◆ **Work order**
Among the lines below, list those containing the string "subtitle".

◆ **Given records**
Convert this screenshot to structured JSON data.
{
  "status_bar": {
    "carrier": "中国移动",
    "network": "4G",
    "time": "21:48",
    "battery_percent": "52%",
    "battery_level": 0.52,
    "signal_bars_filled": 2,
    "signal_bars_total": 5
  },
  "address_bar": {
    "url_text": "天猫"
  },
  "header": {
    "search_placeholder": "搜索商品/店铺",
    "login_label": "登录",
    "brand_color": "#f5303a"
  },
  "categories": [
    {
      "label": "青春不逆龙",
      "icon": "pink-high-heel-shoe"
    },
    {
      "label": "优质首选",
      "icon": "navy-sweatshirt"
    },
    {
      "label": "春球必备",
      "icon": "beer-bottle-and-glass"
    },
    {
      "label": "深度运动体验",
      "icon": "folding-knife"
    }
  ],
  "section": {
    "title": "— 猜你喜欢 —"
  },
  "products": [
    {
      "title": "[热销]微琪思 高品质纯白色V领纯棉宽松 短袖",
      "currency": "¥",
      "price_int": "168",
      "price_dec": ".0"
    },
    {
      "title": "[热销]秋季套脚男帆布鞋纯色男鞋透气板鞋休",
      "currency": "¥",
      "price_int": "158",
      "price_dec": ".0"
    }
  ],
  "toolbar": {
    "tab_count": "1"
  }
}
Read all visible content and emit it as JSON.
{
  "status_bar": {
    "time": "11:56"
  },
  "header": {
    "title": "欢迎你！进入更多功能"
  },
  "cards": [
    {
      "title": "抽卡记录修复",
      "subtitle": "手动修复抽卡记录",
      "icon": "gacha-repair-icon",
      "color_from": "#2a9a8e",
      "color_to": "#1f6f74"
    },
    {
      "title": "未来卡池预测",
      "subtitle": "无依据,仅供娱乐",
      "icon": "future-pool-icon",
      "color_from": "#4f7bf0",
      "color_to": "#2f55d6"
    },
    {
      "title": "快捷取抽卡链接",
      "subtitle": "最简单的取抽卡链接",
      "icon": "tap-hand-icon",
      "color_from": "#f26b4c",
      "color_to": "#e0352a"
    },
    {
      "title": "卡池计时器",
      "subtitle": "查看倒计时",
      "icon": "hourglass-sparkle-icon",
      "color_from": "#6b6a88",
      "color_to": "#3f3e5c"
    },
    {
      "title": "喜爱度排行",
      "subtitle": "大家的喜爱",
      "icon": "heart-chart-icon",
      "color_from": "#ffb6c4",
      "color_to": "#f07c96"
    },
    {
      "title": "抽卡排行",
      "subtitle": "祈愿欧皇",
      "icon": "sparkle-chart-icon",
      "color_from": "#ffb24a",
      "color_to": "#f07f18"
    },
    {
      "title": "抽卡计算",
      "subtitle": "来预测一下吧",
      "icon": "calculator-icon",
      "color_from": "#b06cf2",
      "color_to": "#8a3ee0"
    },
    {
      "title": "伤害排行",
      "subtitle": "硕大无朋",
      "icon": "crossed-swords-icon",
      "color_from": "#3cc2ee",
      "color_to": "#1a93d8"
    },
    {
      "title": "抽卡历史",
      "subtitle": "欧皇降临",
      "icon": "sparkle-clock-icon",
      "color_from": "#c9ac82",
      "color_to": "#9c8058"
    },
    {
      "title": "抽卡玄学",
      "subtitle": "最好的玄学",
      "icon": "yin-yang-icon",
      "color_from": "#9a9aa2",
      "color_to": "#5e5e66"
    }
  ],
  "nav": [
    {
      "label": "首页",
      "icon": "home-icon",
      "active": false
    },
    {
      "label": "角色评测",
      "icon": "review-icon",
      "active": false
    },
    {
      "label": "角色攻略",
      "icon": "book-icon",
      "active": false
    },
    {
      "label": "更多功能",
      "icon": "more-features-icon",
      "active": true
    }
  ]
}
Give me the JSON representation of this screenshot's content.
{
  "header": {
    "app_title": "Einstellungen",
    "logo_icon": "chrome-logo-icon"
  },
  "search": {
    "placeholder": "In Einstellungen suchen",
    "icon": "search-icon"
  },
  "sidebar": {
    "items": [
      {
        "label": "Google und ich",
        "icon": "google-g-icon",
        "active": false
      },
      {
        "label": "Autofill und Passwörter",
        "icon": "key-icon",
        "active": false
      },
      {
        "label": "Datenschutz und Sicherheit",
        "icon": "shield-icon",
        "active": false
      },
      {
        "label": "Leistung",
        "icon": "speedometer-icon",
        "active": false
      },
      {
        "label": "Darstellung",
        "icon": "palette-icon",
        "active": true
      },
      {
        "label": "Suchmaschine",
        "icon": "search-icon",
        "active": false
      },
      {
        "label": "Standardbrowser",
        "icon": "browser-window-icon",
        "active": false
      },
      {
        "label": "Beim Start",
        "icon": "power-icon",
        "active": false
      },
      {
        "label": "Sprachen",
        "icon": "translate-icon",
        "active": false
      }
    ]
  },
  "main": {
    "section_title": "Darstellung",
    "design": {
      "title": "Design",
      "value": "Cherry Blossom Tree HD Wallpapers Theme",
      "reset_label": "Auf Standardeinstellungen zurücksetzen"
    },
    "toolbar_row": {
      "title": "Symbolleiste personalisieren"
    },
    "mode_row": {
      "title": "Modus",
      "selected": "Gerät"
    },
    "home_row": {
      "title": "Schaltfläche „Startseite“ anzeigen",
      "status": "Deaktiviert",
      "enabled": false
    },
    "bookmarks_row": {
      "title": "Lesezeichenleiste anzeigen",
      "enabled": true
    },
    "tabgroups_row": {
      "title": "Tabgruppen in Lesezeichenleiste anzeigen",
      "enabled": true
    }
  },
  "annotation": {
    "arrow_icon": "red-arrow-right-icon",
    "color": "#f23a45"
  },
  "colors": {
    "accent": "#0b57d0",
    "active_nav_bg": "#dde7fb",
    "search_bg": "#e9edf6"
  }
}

◆ **Answer for the task**
      "subtitle": "手动修复抽卡记录",
      "subtitle": "无依据,仅供娱乐",
      "subtitle": "最简单的取抽卡链接",
      "subtitle": "查看倒计时",
      "subtitle": "大家的喜爱",
      "subtitle": "祈愿欧皇",
      "subtitle": "来预测一下吧",
      "subtitle": "硕大无朋",
      "subtitle": "欧皇降临",
      "subtitle": "最好的玄学",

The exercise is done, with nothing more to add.